- Required action:
Could you retype the entries exactly as they are?

(Dataset rows describing interfaces)
=== Begin Enclosure ===
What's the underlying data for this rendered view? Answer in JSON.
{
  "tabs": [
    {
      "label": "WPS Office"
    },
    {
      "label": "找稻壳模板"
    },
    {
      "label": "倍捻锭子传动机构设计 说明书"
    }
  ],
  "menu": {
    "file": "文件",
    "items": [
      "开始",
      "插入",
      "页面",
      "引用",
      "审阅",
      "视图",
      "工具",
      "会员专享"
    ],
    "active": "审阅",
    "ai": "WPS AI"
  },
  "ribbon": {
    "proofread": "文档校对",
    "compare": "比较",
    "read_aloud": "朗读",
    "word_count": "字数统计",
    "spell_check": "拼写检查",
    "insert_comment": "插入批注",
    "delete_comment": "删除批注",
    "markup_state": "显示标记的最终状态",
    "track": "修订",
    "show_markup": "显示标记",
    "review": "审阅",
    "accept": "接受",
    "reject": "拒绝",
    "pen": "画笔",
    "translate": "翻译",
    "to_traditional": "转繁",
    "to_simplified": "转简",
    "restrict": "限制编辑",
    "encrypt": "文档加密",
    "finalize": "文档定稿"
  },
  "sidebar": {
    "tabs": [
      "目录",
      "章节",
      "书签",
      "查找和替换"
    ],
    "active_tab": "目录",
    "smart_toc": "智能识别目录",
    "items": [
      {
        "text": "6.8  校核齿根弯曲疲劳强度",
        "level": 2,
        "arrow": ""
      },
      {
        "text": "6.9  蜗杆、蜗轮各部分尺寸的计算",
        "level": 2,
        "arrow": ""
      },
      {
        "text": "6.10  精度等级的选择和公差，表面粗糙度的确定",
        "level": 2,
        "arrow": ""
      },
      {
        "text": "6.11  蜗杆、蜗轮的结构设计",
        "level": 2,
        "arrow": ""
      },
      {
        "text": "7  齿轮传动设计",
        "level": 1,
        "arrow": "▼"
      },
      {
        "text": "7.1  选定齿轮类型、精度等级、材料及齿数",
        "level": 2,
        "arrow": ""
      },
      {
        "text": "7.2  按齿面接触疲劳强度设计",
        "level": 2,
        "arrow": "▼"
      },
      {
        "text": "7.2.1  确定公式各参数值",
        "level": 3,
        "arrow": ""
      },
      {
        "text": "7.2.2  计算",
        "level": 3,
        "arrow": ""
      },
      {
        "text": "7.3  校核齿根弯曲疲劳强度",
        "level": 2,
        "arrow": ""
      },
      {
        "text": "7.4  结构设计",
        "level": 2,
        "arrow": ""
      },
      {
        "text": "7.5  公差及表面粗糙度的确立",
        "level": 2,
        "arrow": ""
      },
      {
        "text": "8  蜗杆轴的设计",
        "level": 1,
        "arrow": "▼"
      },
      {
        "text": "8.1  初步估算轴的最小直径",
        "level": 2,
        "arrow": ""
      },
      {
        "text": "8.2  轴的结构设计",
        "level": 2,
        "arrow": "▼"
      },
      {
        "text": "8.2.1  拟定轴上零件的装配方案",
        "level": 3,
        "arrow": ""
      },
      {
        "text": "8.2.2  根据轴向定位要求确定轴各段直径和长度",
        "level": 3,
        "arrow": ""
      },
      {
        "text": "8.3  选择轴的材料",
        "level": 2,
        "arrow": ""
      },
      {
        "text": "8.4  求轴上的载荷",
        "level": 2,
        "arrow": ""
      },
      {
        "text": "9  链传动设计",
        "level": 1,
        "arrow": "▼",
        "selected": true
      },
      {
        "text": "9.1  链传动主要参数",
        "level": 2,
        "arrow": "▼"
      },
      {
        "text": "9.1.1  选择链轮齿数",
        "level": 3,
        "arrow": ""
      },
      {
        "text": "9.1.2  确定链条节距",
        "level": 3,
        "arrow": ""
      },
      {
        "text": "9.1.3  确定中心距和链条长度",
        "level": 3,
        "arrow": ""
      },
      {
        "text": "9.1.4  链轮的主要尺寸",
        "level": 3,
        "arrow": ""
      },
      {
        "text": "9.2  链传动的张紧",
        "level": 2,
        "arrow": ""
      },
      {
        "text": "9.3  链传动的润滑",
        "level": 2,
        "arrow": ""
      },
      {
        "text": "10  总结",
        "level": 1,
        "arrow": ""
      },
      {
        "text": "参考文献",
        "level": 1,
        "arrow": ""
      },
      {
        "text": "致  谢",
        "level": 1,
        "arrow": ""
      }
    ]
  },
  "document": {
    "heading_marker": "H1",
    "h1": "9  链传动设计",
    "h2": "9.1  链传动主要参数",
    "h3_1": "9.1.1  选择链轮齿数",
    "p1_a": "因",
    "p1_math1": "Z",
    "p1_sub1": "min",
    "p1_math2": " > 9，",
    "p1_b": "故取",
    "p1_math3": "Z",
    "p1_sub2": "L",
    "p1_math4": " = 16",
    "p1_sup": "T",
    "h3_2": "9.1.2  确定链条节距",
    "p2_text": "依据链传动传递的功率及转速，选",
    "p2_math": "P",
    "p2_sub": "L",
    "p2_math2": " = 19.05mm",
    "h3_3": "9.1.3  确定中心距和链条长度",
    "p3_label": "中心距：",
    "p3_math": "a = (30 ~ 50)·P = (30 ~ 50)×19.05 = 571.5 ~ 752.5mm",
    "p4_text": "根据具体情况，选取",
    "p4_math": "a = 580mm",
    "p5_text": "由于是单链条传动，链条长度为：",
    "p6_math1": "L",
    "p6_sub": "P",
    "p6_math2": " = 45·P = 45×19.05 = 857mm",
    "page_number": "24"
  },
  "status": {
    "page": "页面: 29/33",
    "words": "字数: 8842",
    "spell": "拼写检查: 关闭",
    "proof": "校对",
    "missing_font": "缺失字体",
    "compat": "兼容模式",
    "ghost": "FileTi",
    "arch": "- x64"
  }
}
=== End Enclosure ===
- Your solution:
What's the underlying data for this rendered view? Answer in JSON.
{
  "tabs": [
    {
      "label": "WPS Office"
    },
    {
      "label": "找稻壳模板"
    },
    {
      "label": "倍捻锭子传动机构设计 说明书"
    }
  ],
  "menu": {
    "file": "文件",
    "items": [
      "开始",
      "插入",
      "页面",
      "引用",
      "审阅",
      "视图",
      "工具",
      "会员专享"
    ],
    "active": "审阅",
    "ai": "WPS AI"
  },
  "ribbon": {
    "proofread": "文档校对",
    "compare": "比较",
    "read_aloud": "朗读",
    "word_count": "字数统计",
    "spell_check": "拼写检查",
    "insert_comment": "插入批注",
    "delete_comment": "删除批注",
    "markup_state": "显示标记的最终状态",
    "track": "修订",
    "show_markup": "显示标记",
    "review": "审阅",
    "accept": "接受",
    "reject": "拒绝",
    "pen": "画笔",
    "translate": "翻译",
    "to_traditional": "转繁",
    "to_simplified": "转简",
    "restrict": "限制编辑",
    "encrypt": "文档加密",
    "finalize": "文档定稿"
  },
  "sidebar": {
    "tabs": [
      "目录",
      "章节",
      "书签",
      "查找和替换"
    ],
    "active_tab": "目录",
    "smart_toc": "智能识别目录",
    "items": [
      {
        "text": "6.8  校核齿根弯曲疲劳强度",
        "level": 2,
        "arrow": ""
      },
      {
        "text": "6.9  蜗杆、蜗轮各部分尺寸的计算",
        "level": 2,
        "arrow": ""
      },
      {
        "text": "6.10  精度等级的选择和公差，表面粗糙度的确定",
        "level": 2,
        "arrow": ""
      },
      {
        "text": "6.11  蜗杆、蜗轮的结构设计",
        "level": 2,
        "arrow": ""
      },
      {
        "text": "7  齿轮传动设计",
        "level": 1,
        "arrow": "▼"
      },
      {
        "text": "7.1  选定齿轮类型、精度等级、材料及齿数",
        "level": 2,
        "arrow": ""
      },
      {
        "text": "7.2  按齿面接触疲劳强度设计",
        "level": 2,
        "arrow": "▼"
      },
      {
        "text": "7.2.1  确定公式各参数值",
        "level": 3,
        "arrow": ""
      },
      {
        "text": "7.2.2  计算",
        "level": 3,
        "arrow": ""
      },
      {
        "text": "7.3  校核齿根弯曲疲劳强度",
        "level": 2,
        "arrow": ""
      },
      {
        "text": "7.4  结构设计",
        "level": 2,
        "arrow": ""
      },
      {
        "text": "7.5  公差及表面粗糙度的确立",
        "level": 2,
        "arrow": ""
      },
      {
        "text": "8  蜗杆轴的设计",
        "level": 1,
        "arrow": "▼"
      },
      {
        "text": "8.1  初步估算轴的最小直径",
        "level": 2,
        "arrow": ""
      },
      {
        "text": "8.2  轴的结构设计",
        "level": 2,
        "arrow": "▼"
      },
      {
        "text": "8.2.1  拟定轴上零件的装配方案",
        "level": 3,
        "arrow": ""
      },
      {
        "text": "8.2.2  根据轴向定位要求确定轴各段直径和长度",
        "level": 3,
        "arrow": ""
      },
      {
        "text": "8.3  选择轴的材料",
        "level": 2,
        "arrow": ""
      },
      {
        "text": "8.4  求轴上的载荷",
        "level": 2,
        "arrow": ""
      },
      {
        "text": "9  链传动设计",
        "level": 1,
        "arrow": "▼",
        "selected": true
      },
      {
        "text": "9.1  链传动主要参数",
        "level": 2,
        "arrow": "▼"
      },
      {
        "text": "9.1.1  选择链轮齿数",
        "level": 3,
        "arrow": ""
      },
      {
        "text": "9.1.2  确定链条节距",
        "level": 3,
        "arrow": ""
      },
      {
        "text": "9.1.3  确定中心距和链条长度",
        "level": 3,
        "arrow": ""
      },
      {
        "text": "9.1.4  链轮的主要尺寸",
        "level": 3,
        "arrow": ""
      },
      {
        "text": "9.2  链传动的张紧",
        "level": 2,
        "arrow": ""
      },
      {
        "text": "9.3  链传动的润滑",
        "level": 2,
        "arrow": ""
      },
      {
        "text": "10  总结",
        "level": 1,
        "arrow": ""
      },
      {
        "text": "参考文献",
        "level": 1,
        "arrow": ""
      },
      {
        "text": "致  谢",
        "level": 1,
        "arrow": ""
      }
    ]
  },
  "document": {
    "heading_marker": "H1",
    "h1": "9  链传动设计",
    "h2": "9.1  链传动主要参数",
    "h3_1": "9.1.1  选择链轮齿数",
    "p1_a": "因",
    "p1_math1": "Z",
    "p1_sub1": "min",
    "p1_math2": " > 9，",
    "p1_b": "故取",
    "p1_math3": "Z",
    "p1_sub2": "L",
    "p1_math4": " = 16",
    "p1_sup": "T",
    "h3_2": "9.1.2  确定链条节距",
    "p2_text": "依据链传动传递的功率及转速，选",
    "p2_math": "P",
    "p2_sub": "L",
    "p2_math2": " = 19.05mm",
    "h3_3": "9.1.3  确定中心距和链条长度",
    "p3_label": "中心距：",
    "p3_math": "a = (30 ~ 50)·P = (30 ~ 50)×19.05 = 571.5 ~ 752.5mm",
    "p4_text": "根据具体情况，选取",
    "p4_math": "a = 580mm",
    "p5_text": "由于是单链条传动，链条长度为：",
    "p6_math1": "L",
    "p6_sub": "P",
    "p6_math2": " = 45·P = 45×19.05 = 857mm",
    "page_number": "24"
  },
  "status": {
    "page": "页面: 29/33",
    "words": "字数: 8842",
    "spell": "拼写检查: 关闭",
    "proof": "校对",
    "missing_font": "缺失字体",
    "compat": "兼容模式",
    "ghost": "FileTi",
    "arch": "- x64"
  }
}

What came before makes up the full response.